A recent ammonia refrigeration leak in British Columbia has resulted in the tragic death of three ice rink workers and the evacuation of an entire community. This devastating news is sobering to those of us who work in chilling system industries. We are likely aware of the potential hazards associated with ammonia refrigeration, but times like these remind us how important it is to ensure safety policies are in place and practiced. The accidental release of ammonia can be prevented by taking steps to ensure that pipes and vessels are in top working condition.
In 1992 the Occupational Safety and Health Administration (OSHA) and the Process Safety Management (PSM) issued specific safety regulations for facilities where more than 10,000 pounds of ammonia, and other highly hazardous chemicals, were in use. These regulations apply to food and beverage processing plants, ice rinks, and other storage and distribution facilities.
Organizations such as the American Society of Mechanical Engineers (ASME) have also developed and issued codes, guidelines and recommended practices for determining acceptable testing methods and allowances for corrosion and deuteriation of materials.
Do you have a policy in place for regularly inspecting the pipes of your industrial refrigeration system for mechanical integrity?
The pipes of ammonia cold storage system are constantly exposed to freeze and thaw cycles whether cold but above freezing, hot gas piping in cold rooms, defrost return lines, or vessel fill lines.
Uninsulated piping and associated components can be visually inspected for damage or deuteriation.

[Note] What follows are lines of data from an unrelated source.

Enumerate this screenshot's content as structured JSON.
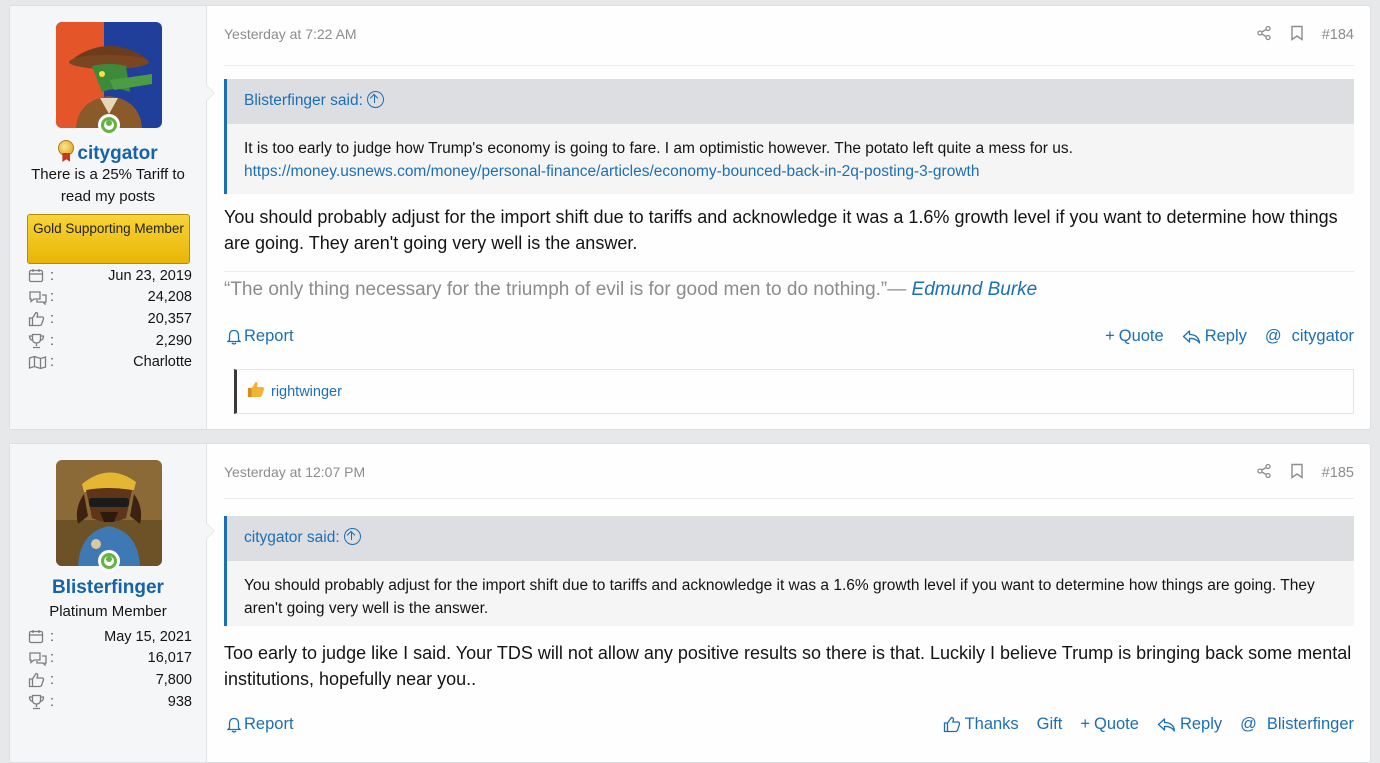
{
  "posts": [
    {
      "user": {
        "name": "citygator",
        "title": "There is a 25% Tariff to read my posts",
        "banner": "Gold Supporting Member",
        "joined": "Jun 23, 2019",
        "messages": "24,208",
        "reactions": "20,357",
        "points": "2,290",
        "location": "Charlotte"
      },
      "date": "Yesterday at 7:22 AM",
      "number": "#184",
      "quote": {
        "author": "Blisterfinger said:",
        "text": "It is too early to judge how Trump's economy is going to fare. I am optimistic however. The potato left quite a mess for us.",
        "link": "https://money.usnews.com/money/personal-finance/articles/economy-bounced-back-in-2q-posting-3-growth"
      },
      "body": "You should probably adjust for the import shift due to tariffs and acknowledge it was a 1.6% growth level if you want to determine how things are going. They aren't going very well is the answer.",
      "signature": {
        "text": "“The only thing necessary for the triumph of evil is for good men to do nothing.”— ",
        "author": "Edmund Burke"
      },
      "actions": {
        "report": "Report",
        "quote": "Quote",
        "reply": "Reply",
        "mention": "citygator"
      },
      "reaction": {
        "user": "rightwinger"
      }
    },
    {
      "user": {
        "name": "Blisterfinger",
        "title": "Platinum Member",
        "joined": "May 15, 2021",
        "messages": "16,017",
        "reactions": "7,800",
        "points": "938"
      },
      "date": "Yesterday at 12:07 PM",
      "number": "#185",
      "quote": {
        "author": "citygator said:",
        "text": "You should probably adjust for the import shift due to tariffs and acknowledge it was a 1.6% growth level if you want to determine how things are going. They aren't going very well is the answer."
      },
      "body": "Too early to judge like I said. Your TDS will not allow any positive results so there is that. Luckily I believe Trump is bringing back some mental institutions, hopefully near you..",
      "actions": {
        "report": "Report",
        "thanks": "Thanks",
        "gift": "Gift",
        "quote": "Quote",
        "reply": "Reply",
        "mention": "Blisterfinger"
      }
    }
  ],
  "colors": {
    "link": "#1d6fb5",
    "username": "#1762a8",
    "online": "#63b343",
    "gold_banner": "#f0c419"
  },
  "icons": [
    "calendar-icon",
    "messages-icon",
    "thumbs-up-icon",
    "trophy-icon",
    "map-icon",
    "share-icon",
    "bookmark-icon",
    "bell-icon",
    "reply-icon",
    "at-icon",
    "plus-icon"
  ]
}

If problem areas are identified as being affected by even the slightest corrosion they should be immediately cleaned and treated. Where piping or material loss has occurred, thickness of the remaining metal should be measured.
Where insulated piping is used, the external condition of the piping insulation and its supports should be visually inspected. If any insulation is determined to be unsound or damaged, it should be removed and the thickness of the exposed piping measured.
Both insulated and uninsulated piping is exposed to condensation and temperature changes that result in the pipes expanding and contracting. Because of this, they are more susceptible to fatigue and leakage.
Have your pipes been inspected in a way that ensures that the vapor barrier has been kept intact?
In order to properly evaluate the condition of your pipes, without piercing this vapor barrier, it is important to use non-destructive tests when possible. Such tests include:
These non-destructive tests are the best methods for keeping your vapour barrier intact without compromising the function of your insulation system. They are conducted by professionally trained industrial refrigeration maintenance experts and inspectors.
Is any of your insulation wet or damaged?
Replace it immediately.
Because industrial refrigeration systems are usually so large and complex, insulation performs a vital role. Typically found on piping between the evaporator and the compressor (as well as accompanying vessels and auxiliary equipment) it serves to minimize heat gains and reduce the load on the compressor (Learn more about the role insulation plays in the vapour-compression cycle to learn more.)
Whether fiber glass or mineral wool, the insulation plays a large role in limiting heat gains in the system and ensuring that the compressor load does not become excessive. However, due to its location on the chilling system, it is easily susceptible to wear and moisture build up and the normal wear and tear. Of course, any damage to the insulation could translate into a compromise of the mechanical integrity of the piping.
Visual inspections of all insulation should be conducted regularly. If any appears even slightly damp or damaged, it should be replaced immediately.
Do all of your pipes have appropriate tagging and documentation?
When non-destructive testing is performed to measure the thickness of the pipe and vessel walls and to predict life usefulness, it is typically performed by a third-party certified firm. These industrial refrigeration professionals have the official training and equipment needed to accurately test for the above requirements. One way chilling system owners can rest assured that their equipment is not at risk of ammonia leaks is to ensure that the system has been thoroughly and properly inspected by these professionals. To do this, all that is needed it to check the documentation tags. Once an inspection has been completed by a professional the following history is provided in the form of a tag:
Piping without proper tagging and documentation should be replaced.
Does your staff know the importance of regular inspections?
Preventing ammonia leaks through refrigeration system maintenance and inspections is of vital importance. All staff should be regularly informed of the importance of pipe inspections and the possible. If they need reminding, posting this list of ammonia leaks in Canadian ice rinks and their ensuing repercussions could be a good incentive.
Chilling system owners should provide maintenance personnel with regular training on how to conduct visual inspections. And they should be equipped with the information needed to know when it is important to notify an inspection professional.
Are your pipes professionally inspected every year?
Although the above regulating bodies do not provide a specific process requirement for testing the mechanical integrity of your system, it does state that visual inspections of equipment and non-destructive testing be done annually. Although trained maintenance personnel may be able to perform the visual inspections, non-destructive testing is not done in-house.
Contract with certified inspectors to perform non-destructive testing services.
To ensure the mechanical integrity of your refrigeration system and to safely guard against the accidental release of ammonia refrigerant, contact Berg Industrial Service. Our experienced and professional trained personnel will properly identify potential risks and determine the appropriate level of inspection our refrigeration system needs.